[Opening Input material section]
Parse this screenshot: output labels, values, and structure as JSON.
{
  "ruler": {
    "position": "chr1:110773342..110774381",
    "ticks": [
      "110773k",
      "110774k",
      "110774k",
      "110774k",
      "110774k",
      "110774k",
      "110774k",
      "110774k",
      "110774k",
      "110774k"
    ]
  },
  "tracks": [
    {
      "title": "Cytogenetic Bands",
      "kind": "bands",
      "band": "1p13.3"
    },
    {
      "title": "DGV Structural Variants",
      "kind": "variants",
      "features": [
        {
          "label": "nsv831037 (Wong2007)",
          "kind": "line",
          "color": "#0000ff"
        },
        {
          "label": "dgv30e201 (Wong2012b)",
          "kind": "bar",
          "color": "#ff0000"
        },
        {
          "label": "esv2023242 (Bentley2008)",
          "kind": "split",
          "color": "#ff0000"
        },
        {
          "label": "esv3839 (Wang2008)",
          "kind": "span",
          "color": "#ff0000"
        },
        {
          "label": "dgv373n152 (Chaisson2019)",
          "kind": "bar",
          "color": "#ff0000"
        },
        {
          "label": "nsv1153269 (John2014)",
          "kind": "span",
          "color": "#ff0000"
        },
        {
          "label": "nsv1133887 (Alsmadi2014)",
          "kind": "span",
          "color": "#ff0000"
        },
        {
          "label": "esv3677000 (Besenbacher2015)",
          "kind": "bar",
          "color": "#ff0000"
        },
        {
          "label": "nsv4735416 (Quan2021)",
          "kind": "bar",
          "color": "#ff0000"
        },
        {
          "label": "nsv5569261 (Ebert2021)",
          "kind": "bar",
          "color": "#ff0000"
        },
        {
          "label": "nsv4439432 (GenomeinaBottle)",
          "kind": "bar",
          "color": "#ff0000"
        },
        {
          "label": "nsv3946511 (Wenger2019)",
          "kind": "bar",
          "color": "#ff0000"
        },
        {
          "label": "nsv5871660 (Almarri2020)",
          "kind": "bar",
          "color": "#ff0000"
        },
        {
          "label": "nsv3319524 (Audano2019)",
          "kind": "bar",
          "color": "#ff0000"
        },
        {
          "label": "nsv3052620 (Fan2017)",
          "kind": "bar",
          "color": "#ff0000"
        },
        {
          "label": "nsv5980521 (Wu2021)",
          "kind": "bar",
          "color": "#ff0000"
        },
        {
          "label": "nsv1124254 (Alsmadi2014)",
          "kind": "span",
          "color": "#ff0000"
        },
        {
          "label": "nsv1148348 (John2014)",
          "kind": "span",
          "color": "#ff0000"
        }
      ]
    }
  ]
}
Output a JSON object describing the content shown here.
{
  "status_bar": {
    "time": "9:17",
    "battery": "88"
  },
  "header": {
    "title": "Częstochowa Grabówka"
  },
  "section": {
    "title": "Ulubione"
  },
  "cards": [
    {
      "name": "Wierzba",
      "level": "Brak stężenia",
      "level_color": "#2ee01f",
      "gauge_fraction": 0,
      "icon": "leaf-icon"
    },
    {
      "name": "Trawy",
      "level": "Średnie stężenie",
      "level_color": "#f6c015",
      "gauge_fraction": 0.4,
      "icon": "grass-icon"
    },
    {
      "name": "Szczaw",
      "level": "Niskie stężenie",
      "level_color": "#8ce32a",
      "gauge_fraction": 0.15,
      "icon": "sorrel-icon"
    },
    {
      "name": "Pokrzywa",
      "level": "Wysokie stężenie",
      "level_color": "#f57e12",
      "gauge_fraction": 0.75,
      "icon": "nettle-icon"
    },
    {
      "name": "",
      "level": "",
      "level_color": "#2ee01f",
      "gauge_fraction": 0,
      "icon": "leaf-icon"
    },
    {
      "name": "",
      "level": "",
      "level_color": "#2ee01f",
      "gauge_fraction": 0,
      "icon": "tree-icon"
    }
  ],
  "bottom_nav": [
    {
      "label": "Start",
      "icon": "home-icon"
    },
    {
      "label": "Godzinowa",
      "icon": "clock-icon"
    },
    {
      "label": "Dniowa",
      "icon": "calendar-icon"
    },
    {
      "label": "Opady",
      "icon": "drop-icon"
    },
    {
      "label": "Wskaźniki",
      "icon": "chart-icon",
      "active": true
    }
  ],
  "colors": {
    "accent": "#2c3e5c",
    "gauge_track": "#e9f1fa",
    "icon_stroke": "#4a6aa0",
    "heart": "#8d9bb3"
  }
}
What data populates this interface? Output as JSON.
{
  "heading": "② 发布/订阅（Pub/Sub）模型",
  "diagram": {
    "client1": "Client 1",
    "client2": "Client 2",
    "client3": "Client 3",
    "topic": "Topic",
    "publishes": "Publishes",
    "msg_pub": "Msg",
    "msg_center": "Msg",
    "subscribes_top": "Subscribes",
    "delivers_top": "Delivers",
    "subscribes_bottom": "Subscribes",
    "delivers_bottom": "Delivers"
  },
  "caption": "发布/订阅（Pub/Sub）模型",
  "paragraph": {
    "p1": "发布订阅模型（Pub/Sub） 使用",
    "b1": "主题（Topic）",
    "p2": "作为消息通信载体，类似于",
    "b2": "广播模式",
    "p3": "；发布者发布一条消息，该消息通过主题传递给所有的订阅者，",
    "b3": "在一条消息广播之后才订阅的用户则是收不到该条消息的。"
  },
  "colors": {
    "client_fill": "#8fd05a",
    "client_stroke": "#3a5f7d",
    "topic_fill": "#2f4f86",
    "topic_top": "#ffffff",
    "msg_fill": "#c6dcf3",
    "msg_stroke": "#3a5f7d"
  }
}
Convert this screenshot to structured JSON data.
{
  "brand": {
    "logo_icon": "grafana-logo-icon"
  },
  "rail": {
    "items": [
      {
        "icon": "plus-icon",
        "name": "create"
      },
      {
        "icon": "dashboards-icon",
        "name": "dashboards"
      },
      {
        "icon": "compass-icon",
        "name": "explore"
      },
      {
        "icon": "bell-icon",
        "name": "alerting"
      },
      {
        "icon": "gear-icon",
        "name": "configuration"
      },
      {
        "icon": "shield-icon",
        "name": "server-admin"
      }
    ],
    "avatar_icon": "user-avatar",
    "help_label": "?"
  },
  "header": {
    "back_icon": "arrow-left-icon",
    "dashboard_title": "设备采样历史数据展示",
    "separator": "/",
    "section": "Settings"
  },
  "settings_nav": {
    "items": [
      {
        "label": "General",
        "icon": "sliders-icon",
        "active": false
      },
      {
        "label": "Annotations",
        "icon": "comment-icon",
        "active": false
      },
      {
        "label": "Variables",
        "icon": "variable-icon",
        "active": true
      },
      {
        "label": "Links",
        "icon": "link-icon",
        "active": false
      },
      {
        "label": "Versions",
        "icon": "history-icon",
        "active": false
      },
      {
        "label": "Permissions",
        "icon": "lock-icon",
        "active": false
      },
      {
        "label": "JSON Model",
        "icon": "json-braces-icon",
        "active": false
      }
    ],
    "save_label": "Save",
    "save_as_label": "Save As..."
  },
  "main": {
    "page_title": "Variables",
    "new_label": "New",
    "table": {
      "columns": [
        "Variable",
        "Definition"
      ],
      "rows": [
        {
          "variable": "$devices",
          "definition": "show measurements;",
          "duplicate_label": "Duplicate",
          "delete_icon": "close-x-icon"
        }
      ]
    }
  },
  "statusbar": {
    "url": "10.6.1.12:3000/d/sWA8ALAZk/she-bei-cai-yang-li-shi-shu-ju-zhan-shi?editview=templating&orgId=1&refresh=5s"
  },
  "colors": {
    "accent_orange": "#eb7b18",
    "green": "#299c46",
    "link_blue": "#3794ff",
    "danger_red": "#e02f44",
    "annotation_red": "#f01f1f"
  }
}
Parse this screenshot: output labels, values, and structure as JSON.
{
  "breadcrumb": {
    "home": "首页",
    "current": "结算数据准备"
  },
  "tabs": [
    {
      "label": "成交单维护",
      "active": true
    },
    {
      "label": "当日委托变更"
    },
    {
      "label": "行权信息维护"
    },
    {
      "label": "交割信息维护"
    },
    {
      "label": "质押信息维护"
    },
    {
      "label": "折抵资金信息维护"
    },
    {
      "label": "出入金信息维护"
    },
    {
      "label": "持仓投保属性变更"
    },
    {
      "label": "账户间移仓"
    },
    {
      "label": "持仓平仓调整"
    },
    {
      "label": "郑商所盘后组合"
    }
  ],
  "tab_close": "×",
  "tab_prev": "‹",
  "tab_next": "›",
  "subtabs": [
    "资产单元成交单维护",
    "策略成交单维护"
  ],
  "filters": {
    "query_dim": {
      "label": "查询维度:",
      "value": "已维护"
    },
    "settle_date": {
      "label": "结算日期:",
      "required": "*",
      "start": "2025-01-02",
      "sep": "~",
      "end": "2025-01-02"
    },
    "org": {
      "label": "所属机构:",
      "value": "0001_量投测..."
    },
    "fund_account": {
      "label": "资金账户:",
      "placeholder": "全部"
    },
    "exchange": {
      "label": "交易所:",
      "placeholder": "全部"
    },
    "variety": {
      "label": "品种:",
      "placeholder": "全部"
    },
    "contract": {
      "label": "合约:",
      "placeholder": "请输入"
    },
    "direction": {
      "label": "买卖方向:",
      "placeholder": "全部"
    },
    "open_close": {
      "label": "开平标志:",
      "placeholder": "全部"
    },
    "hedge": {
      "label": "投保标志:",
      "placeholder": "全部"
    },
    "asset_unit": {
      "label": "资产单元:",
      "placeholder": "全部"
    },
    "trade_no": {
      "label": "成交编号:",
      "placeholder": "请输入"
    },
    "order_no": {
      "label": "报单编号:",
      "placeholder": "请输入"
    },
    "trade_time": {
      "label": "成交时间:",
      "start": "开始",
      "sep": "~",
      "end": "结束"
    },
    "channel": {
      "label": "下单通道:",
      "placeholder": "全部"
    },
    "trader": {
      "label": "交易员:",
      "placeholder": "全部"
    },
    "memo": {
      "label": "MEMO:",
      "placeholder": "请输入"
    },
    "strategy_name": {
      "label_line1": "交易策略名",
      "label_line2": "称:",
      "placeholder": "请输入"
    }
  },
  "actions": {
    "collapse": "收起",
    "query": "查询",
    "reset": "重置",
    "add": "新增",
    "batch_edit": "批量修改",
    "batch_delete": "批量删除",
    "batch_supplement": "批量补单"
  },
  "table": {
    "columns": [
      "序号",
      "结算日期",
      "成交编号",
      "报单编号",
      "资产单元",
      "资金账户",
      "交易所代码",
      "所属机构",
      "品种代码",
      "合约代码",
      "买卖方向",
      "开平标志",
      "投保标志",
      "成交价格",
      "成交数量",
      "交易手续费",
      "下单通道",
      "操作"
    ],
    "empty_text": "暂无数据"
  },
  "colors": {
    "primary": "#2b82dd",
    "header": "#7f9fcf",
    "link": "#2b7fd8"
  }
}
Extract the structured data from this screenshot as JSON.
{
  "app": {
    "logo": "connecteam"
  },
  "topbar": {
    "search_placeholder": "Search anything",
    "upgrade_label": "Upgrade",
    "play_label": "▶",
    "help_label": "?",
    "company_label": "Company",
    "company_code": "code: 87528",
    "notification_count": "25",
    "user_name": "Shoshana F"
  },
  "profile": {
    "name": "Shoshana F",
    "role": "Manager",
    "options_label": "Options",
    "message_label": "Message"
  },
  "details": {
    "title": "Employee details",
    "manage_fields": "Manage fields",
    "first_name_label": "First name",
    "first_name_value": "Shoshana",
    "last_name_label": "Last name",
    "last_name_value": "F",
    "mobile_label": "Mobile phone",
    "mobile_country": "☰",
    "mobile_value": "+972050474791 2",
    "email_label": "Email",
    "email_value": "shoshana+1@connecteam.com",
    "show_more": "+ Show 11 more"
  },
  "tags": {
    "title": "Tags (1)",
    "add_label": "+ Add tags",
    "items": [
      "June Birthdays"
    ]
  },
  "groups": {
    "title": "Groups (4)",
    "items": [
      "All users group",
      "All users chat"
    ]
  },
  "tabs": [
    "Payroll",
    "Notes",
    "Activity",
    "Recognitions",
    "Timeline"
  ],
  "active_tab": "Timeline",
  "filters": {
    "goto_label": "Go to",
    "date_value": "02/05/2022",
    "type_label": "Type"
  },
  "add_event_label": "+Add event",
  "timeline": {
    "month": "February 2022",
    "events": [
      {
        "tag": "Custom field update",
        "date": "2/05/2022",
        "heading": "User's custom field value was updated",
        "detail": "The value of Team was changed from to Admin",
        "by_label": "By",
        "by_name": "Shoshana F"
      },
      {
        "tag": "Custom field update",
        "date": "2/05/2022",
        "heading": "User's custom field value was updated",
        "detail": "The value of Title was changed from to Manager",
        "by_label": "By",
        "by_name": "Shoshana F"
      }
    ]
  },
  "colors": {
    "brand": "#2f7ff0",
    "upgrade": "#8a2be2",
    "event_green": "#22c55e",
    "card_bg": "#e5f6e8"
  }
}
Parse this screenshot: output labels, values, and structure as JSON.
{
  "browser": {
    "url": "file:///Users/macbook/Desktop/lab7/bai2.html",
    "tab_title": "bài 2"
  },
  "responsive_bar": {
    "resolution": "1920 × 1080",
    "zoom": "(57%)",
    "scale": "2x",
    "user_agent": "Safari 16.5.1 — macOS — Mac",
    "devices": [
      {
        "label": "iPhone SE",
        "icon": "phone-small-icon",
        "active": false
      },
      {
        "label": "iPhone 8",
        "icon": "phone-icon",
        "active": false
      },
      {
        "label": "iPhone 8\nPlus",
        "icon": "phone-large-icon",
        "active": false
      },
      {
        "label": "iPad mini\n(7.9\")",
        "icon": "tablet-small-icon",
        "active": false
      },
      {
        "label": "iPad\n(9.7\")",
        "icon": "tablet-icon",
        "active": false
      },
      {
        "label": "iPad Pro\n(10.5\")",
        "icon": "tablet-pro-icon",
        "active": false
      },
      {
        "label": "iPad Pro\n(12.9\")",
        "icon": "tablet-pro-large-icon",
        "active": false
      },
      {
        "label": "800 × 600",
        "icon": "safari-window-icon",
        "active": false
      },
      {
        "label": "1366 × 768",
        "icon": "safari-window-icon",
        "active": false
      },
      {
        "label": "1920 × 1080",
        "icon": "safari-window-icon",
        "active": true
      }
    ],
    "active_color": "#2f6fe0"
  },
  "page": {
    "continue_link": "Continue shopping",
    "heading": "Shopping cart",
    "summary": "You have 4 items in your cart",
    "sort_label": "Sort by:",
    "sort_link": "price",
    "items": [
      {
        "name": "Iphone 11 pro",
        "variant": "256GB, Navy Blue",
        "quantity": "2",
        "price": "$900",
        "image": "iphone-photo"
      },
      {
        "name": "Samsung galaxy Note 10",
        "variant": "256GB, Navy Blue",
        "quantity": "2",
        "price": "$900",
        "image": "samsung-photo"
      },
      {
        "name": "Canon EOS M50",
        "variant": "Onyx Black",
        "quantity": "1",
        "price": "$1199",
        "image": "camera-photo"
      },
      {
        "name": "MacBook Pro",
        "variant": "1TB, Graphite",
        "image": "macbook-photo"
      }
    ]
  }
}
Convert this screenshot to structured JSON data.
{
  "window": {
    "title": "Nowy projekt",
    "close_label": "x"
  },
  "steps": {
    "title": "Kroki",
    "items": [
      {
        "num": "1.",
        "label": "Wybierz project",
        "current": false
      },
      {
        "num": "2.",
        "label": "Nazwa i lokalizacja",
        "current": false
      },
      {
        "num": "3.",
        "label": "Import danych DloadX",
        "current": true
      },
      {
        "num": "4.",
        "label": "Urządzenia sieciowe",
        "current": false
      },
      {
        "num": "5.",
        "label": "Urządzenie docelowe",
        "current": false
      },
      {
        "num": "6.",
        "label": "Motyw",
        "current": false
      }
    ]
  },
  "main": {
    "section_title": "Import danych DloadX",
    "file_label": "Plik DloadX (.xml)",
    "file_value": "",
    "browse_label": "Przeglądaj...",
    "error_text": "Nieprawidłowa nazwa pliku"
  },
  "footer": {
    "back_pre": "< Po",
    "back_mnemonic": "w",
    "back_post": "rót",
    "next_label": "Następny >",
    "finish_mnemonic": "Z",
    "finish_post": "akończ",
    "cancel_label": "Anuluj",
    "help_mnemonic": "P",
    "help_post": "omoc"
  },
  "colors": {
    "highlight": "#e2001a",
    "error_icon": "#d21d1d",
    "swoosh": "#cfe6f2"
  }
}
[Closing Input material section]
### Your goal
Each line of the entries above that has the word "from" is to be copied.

### Output of the exercise
Extract the structured data from this screenshot as JSON.
        "detail": "The value of Team was changed from to Admin",
        "detail": "The value of Title was changed from to Manager",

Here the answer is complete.